──────── Data for processing ────────

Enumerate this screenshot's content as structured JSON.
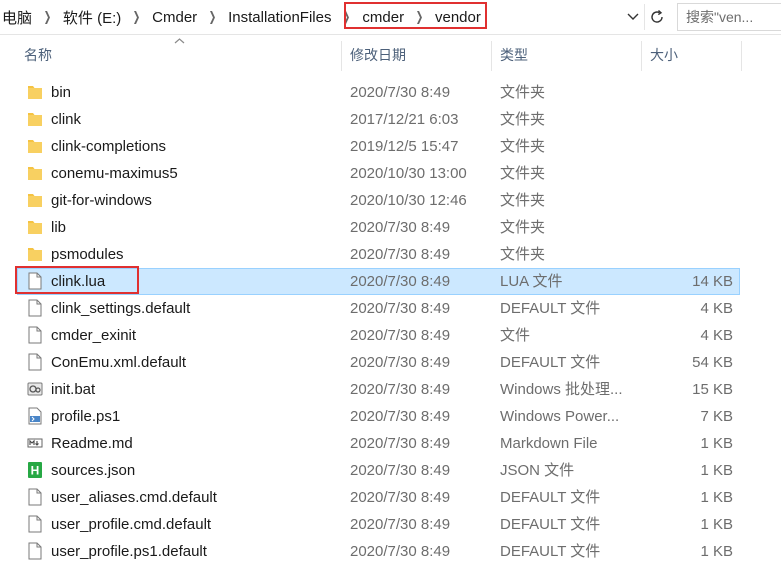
{
  "breadcrumb": [
    "电脑",
    "软件 (E:)",
    "Cmder",
    "InstallationFiles",
    "cmder",
    "vendor"
  ],
  "search": {
    "placeholder": "搜索\"ven..."
  },
  "columns": {
    "name": "名称",
    "date": "修改日期",
    "type": "类型",
    "size": "大小"
  },
  "files": [
    {
      "icon": "folder",
      "name": "bin",
      "date": "2020/7/30 8:49",
      "type": "文件夹",
      "size": ""
    },
    {
      "icon": "folder",
      "name": "clink",
      "date": "2017/12/21 6:03",
      "type": "文件夹",
      "size": ""
    },
    {
      "icon": "folder",
      "name": "clink-completions",
      "date": "2019/12/5 15:47",
      "type": "文件夹",
      "size": ""
    },
    {
      "icon": "folder",
      "name": "conemu-maximus5",
      "date": "2020/10/30 13:00",
      "type": "文件夹",
      "size": ""
    },
    {
      "icon": "folder",
      "name": "git-for-windows",
      "date": "2020/10/30 12:46",
      "type": "文件夹",
      "size": ""
    },
    {
      "icon": "folder",
      "name": "lib",
      "date": "2020/7/30 8:49",
      "type": "文件夹",
      "size": ""
    },
    {
      "icon": "folder",
      "name": "psmodules",
      "date": "2020/7/30 8:49",
      "type": "文件夹",
      "size": ""
    },
    {
      "icon": "file",
      "name": "clink.lua",
      "date": "2020/7/30 8:49",
      "type": "LUA 文件",
      "size": "14 KB",
      "selected": true
    },
    {
      "icon": "file",
      "name": "clink_settings.default",
      "date": "2020/7/30 8:49",
      "type": "DEFAULT 文件",
      "size": "4 KB"
    },
    {
      "icon": "file",
      "name": "cmder_exinit",
      "date": "2020/7/30 8:49",
      "type": "文件",
      "size": "4 KB"
    },
    {
      "icon": "file",
      "name": "ConEmu.xml.default",
      "date": "2020/7/30 8:49",
      "type": "DEFAULT 文件",
      "size": "54 KB"
    },
    {
      "icon": "bat",
      "name": "init.bat",
      "date": "2020/7/30 8:49",
      "type": "Windows 批处理...",
      "size": "15 KB"
    },
    {
      "icon": "ps1",
      "name": "profile.ps1",
      "date": "2020/7/30 8:49",
      "type": "Windows Power...",
      "size": "7 KB"
    },
    {
      "icon": "md",
      "name": "Readme.md",
      "date": "2020/7/30 8:49",
      "type": "Markdown File",
      "size": "1 KB"
    },
    {
      "icon": "json",
      "name": "sources.json",
      "date": "2020/7/30 8:49",
      "type": "JSON 文件",
      "size": "1 KB"
    },
    {
      "icon": "file",
      "name": "user_aliases.cmd.default",
      "date": "2020/7/30 8:49",
      "type": "DEFAULT 文件",
      "size": "1 KB"
    },
    {
      "icon": "file",
      "name": "user_profile.cmd.default",
      "date": "2020/7/30 8:49",
      "type": "DEFAULT 文件",
      "size": "1 KB"
    },
    {
      "icon": "file",
      "name": "user_profile.ps1.default",
      "date": "2020/7/30 8:49",
      "type": "DEFAULT 文件",
      "size": "1 KB"
    }
  ],
  "colors": {
    "folder": "#f5c342",
    "selected_bg": "#cce8ff",
    "highlight": "#e03030",
    "json_badge": "#27a844"
  }
}
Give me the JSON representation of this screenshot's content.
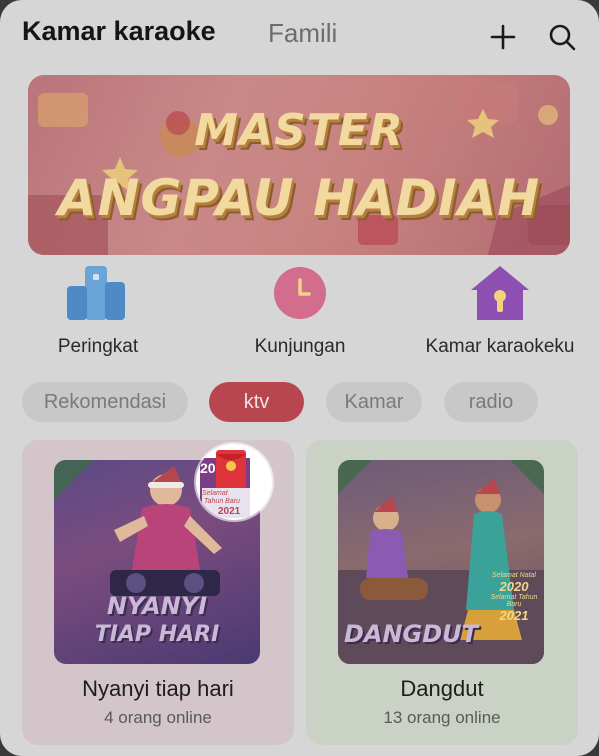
{
  "header": {
    "tab_active": "Kamar karaoke",
    "tab_inactive": "Famili",
    "add_icon": "plus-icon",
    "search_icon": "search-icon"
  },
  "banner": {
    "line1": "MASTER",
    "line2": "ANGPAU HADIAH"
  },
  "quick_nav": [
    {
      "label": "Peringkat",
      "icon": "ranking-podium-icon"
    },
    {
      "label": "Kunjungan",
      "icon": "clock-icon"
    },
    {
      "label": "Kamar karaokeku",
      "icon": "house-icon"
    }
  ],
  "chips": [
    {
      "label": "Rekomendasi",
      "active": false
    },
    {
      "label": "ktv",
      "active": true
    },
    {
      "label": "Kamar",
      "active": false
    },
    {
      "label": "radio",
      "active": false
    }
  ],
  "cards": [
    {
      "title": "Nyanyi tiap hari",
      "subtitle": "4 orang online",
      "thumb_text_1": "NYANYI",
      "thumb_text_2": "TIAP HARI"
    },
    {
      "title": "Dangdut",
      "subtitle": "13 orang online",
      "thumb_text_1": "DANGDUT",
      "greeting_1": "Selamat Natal",
      "greeting_2": "2020",
      "greeting_3": "Selamat Tahun Baru",
      "greeting_4": "2021"
    }
  ],
  "badge": {
    "icon": "red-packet-icon",
    "text_year_top": "20",
    "text_line": "Selamat",
    "text_line2": "Tahun Baru",
    "text_year_bottom": "2021"
  },
  "colors": {
    "overlay_bg": "#d6d6d6",
    "active_chip": "#b8464f",
    "card_pink": "#d3c5ca",
    "card_green": "#c9d2c5"
  }
}
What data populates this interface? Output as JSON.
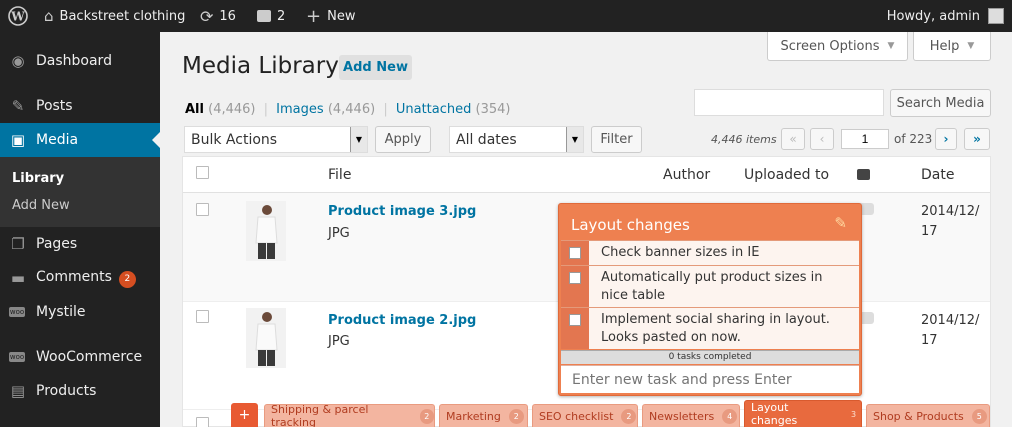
{
  "adminbar": {
    "site_name": "Backstreet clothing",
    "updates_count": "16",
    "comments_count": "2",
    "new_label": "New",
    "howdy": "Howdy, admin"
  },
  "sidebar": {
    "items": [
      {
        "label": "Dashboard",
        "icon": "dashboard-icon"
      },
      {
        "label": "Posts",
        "icon": "pin-icon"
      },
      {
        "label": "Media",
        "icon": "media-icon"
      },
      {
        "label": "Pages",
        "icon": "pages-icon"
      },
      {
        "label": "Comments",
        "icon": "comment-icon",
        "badge": "2"
      },
      {
        "label": "Mystile",
        "icon": "woo-icon"
      },
      {
        "label": "WooCommerce",
        "icon": "woo-icon"
      },
      {
        "label": "Products",
        "icon": "products-icon"
      }
    ],
    "submenu": [
      "Library",
      "Add New"
    ]
  },
  "header": {
    "title": "Media Library",
    "add_new": "Add New",
    "screen_options": "Screen Options",
    "help": "Help"
  },
  "filters": {
    "all": "All",
    "all_count": "(4,446)",
    "images": "Images",
    "images_count": "(4,446)",
    "unattached": "Unattached",
    "unattached_count": "(354)",
    "sep": "|"
  },
  "search": {
    "value": "",
    "button": "Search Media"
  },
  "toolbar": {
    "bulk_actions": "Bulk Actions",
    "apply": "Apply",
    "dates": "All dates",
    "filter": "Filter",
    "items": "4,446 items",
    "first": "«",
    "prev": "‹",
    "page": "1",
    "of_pages": "of 223",
    "next": "›",
    "last": "»"
  },
  "table": {
    "headers": {
      "file": "File",
      "author": "Author",
      "uploaded_to": "Uploaded to",
      "date": "Date"
    },
    "rows": [
      {
        "name": "Product image 3.jpg",
        "type": "JPG",
        "date_line1": "2014/12/",
        "date_line2": "17"
      },
      {
        "name": "Product image 2.jpg",
        "type": "JPG",
        "date_line1": "2014/12/",
        "date_line2": "17"
      }
    ]
  },
  "tasks_popup": {
    "title": "Layout changes",
    "tasks": [
      "Check banner sizes in IE",
      "Automatically put product sizes in nice table",
      "Implement social sharing in layout. Looks pasted on now."
    ],
    "completed": "0 tasks completed",
    "placeholder": "Enter new task and press Enter"
  },
  "tabs": {
    "add": "+",
    "items": [
      {
        "label": "Shipping & parcel tracking",
        "count": "2"
      },
      {
        "label": "Marketing",
        "count": "2"
      },
      {
        "label": "SEO checklist",
        "count": "2"
      },
      {
        "label": "Newsletters",
        "count": "4"
      },
      {
        "label": "Layout changes",
        "count": "3"
      },
      {
        "label": "Shop & Products",
        "count": "5"
      }
    ]
  },
  "colors": {
    "accent": "#0074a2",
    "popup": "#ee8050",
    "badge": "#d54e21"
  }
}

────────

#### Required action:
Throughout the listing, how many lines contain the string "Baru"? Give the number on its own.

#### Solution to this problem:
2